Grad Students, NSO and Prayer

It was a sunny spring Saturday when I gathered with a group of six graduate students in a cozy living room to plan for the fall. The student leaders were all busy with end-of-semester responsibilities, but eager to see God continue the slow, steady growth in the chapter. Yet the all-consuming demands of grad school nearly sank our NSO plans — until the Holy Spirit did something remarkable over the summer.

Before we started planning, we looked in Scripture at Jesus’ invitation to Peter to step out into deeper water and trust him (Matthew 14:22-33). We also saw Jesus challenge his disciples to cast their nets on the opposite side of the boat which resulted in breaking nets, overflowing with fish (John 21:1-14). Inspired by Scripture, we prayed, did an assessment of the past semester, and dove into our planning and goal-setting for the fall.

The Struggle to Commit

All was going well until we began to solidify plans for New Student Outreach. The group had agreed that it was a critical goal to reach out to incoming grad students on campus. They brainstormed great ideas and settled on several alternatives. But when students were called upon to step up and commit to taking leadership, the room became quiet with an awkward silence. Many were glad to show up and help, but they were all busy preparing for their dissertations, teaching new sections, or comprehensive exams.

Time was running out for our afternoon planning session. As the Area Director, I would not see these students again until the summer was over. As the facilitator for the planning day, I wanted a plan in place for this crucial part of their strategy. We took a break. Ate snacks. More coffee. Chocolate. No change in their outlook.

I had my own opinions about what they should do, but I did not want be the one to make the plan for them. I challenged them to talk among themselves after I left. I wanted them to feel the full weight of their choices. I knew they needed to own whatever decision they made.

Committed to Pray

When I talked to them the following week, they had a plan. They were going to meet weekly during the summer to pray for New Student Outreach and for the new students. I was dismayed. How could this be anything other than an excuse for not stepping up?

Three months later these student ran the biggest New Student Outreach their group had ever led. They were the first option listed for incoming grad students on the university’s grad student welcome week website. They hosted a cookout and served so many students that they ran out of food. They followed up effectively and welcomed a significant incoming group.

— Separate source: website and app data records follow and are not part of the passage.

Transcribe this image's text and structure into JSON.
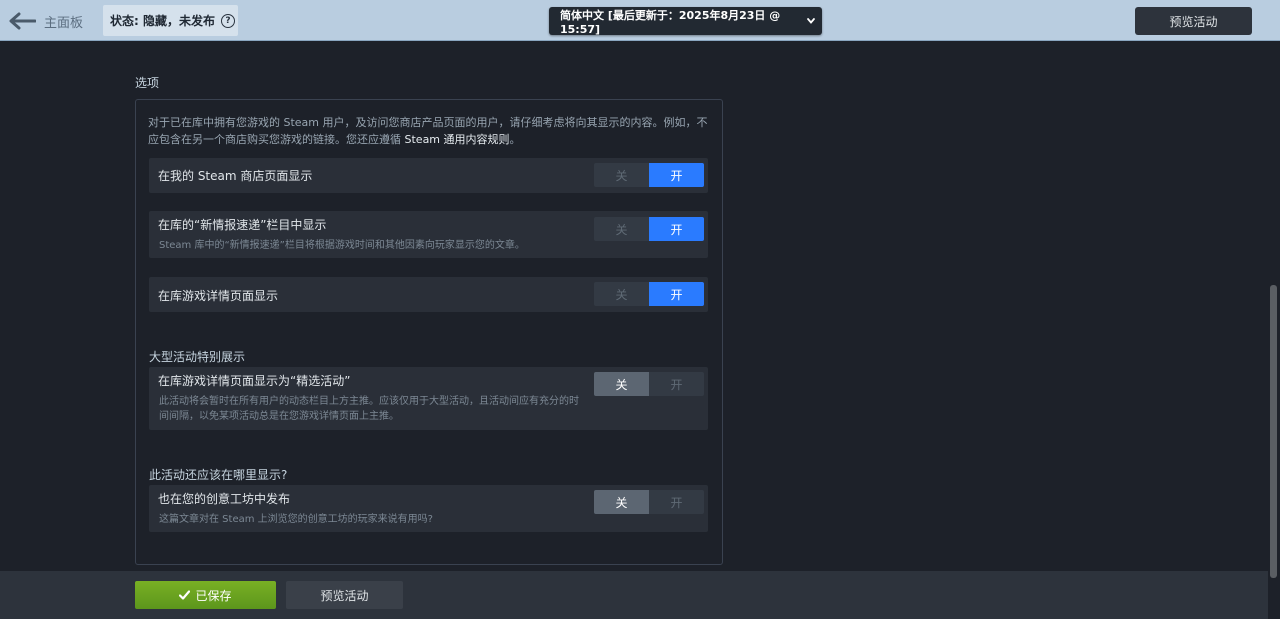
{
  "topbar": {
    "back_label": "主面板",
    "status_label": "状态: 隐藏，未发布",
    "language_select": "简体中文 [最后更新于：2025年8月23日 @ 15:57]",
    "preview_label": "预览活动"
  },
  "options": {
    "section_title": "选项",
    "intro_part1": "对于已在库中拥有您游戏的 Steam 用户，及访问您商店产品页面的用户，请仔细考虑将向其显示的内容。例如，不应包含在另一个商店购买您游戏的链接。您还应遵循 ",
    "intro_link": "Steam 通用内容规则",
    "intro_part2": "。",
    "toggle_off": "关",
    "toggle_on": "开",
    "rows": [
      {
        "title": "在我的 Steam 商店页面显示",
        "desc": "",
        "state": "开"
      },
      {
        "title": "在库的“新情报速递”栏目中显示",
        "desc": "Steam 库中的“新情报速递”栏目将根据游戏时间和其他因素向玩家显示您的文章。",
        "state": "开"
      },
      {
        "title": "在库游戏详情页面显示",
        "desc": "",
        "state": "开"
      },
      {
        "title": "在库游戏详情页面显示为“精选活动”",
        "desc": "此活动将会暂时在所有用户的动态栏目上方主推。应该仅用于大型活动，且活动间应有充分的时间间隔，以免某项活动总是在您游戏详情页面上主推。",
        "state": "关"
      },
      {
        "title": "也在您的创意工坊中发布",
        "desc": "这篇文章对在 Steam 上浏览您的创意工坊的玩家来说有用吗?",
        "state": "关"
      }
    ],
    "subhead_major": "大型活动特别展示",
    "subhead_where": "此活动还应该在哪里显示?"
  },
  "bottombar": {
    "saved_label": "已保存",
    "preview_label": "预览活动"
  },
  "colors": {
    "accent_blue": "#2a7bff",
    "saved_green": "#6ba323",
    "topbar_bg": "#b9cde0"
  }
}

How did they get there? What happened? As they prayed, God changed their hearts. Students who felt they did not have the time began to have a deeper heart for new students coming to campus. Faced with their longing for God to work, they confronted their own fears about their academic work. They begged God for a way to honor him with their academic efforts and to give time to the newest students on campus and the fellowship. They made a plan that involved strong collaboration, mutual support and trust in God.

Lessons from the Holy Spirit

I learned a few things about the Holy Spirit’s work in mission that year.

  • First, the Holy Spirit often comes when we recognize that we are stuck and beg for help. Because there was no clear way ahead, the students were forced to seek help beyond what they could muster. They moved from being fearful, self-protective and anxious to being others-centered and confident in what they had to offer.
  • Second, the Holy Spirit often works by teaching us to love more deeply the people and parts of the creation that God loves. God cultivated a readiness to reach new students not by demanding that they step up, but by growing their heart for others. By the time they had been praying for a few weeks, they no longer had the option to remain aloof because they had absorbed God’s love and care for the newcomers.
  • Finally, I learned again that the Holy Spirit is a multiplier. This group of leaders went from a limited plan with no leaders to several events overflowing with guests and an abundance of invitations to extend to others. The fruit of their prayers extended beyond their work with the fellowship on campus to a deeper trust for God’s protection of their faithful work in their academic pursuits.

So, indeed, the nets were full for these students with an abundance they, and I, could never have anticipated before they began to pray.

About the Author
Director of Leadership and Talent

Nancy Pedulla serves as Director of Leadership and Talent for the Learning and Talent Team. She has been a part of the InterVarsity National Women's Council since it began. She and her husband, Albert, live in Jersey City, New Jersey. They have three children, daughters, Adele and Claire, and son, Alden. Nancy has been with InterVarsity since 1991.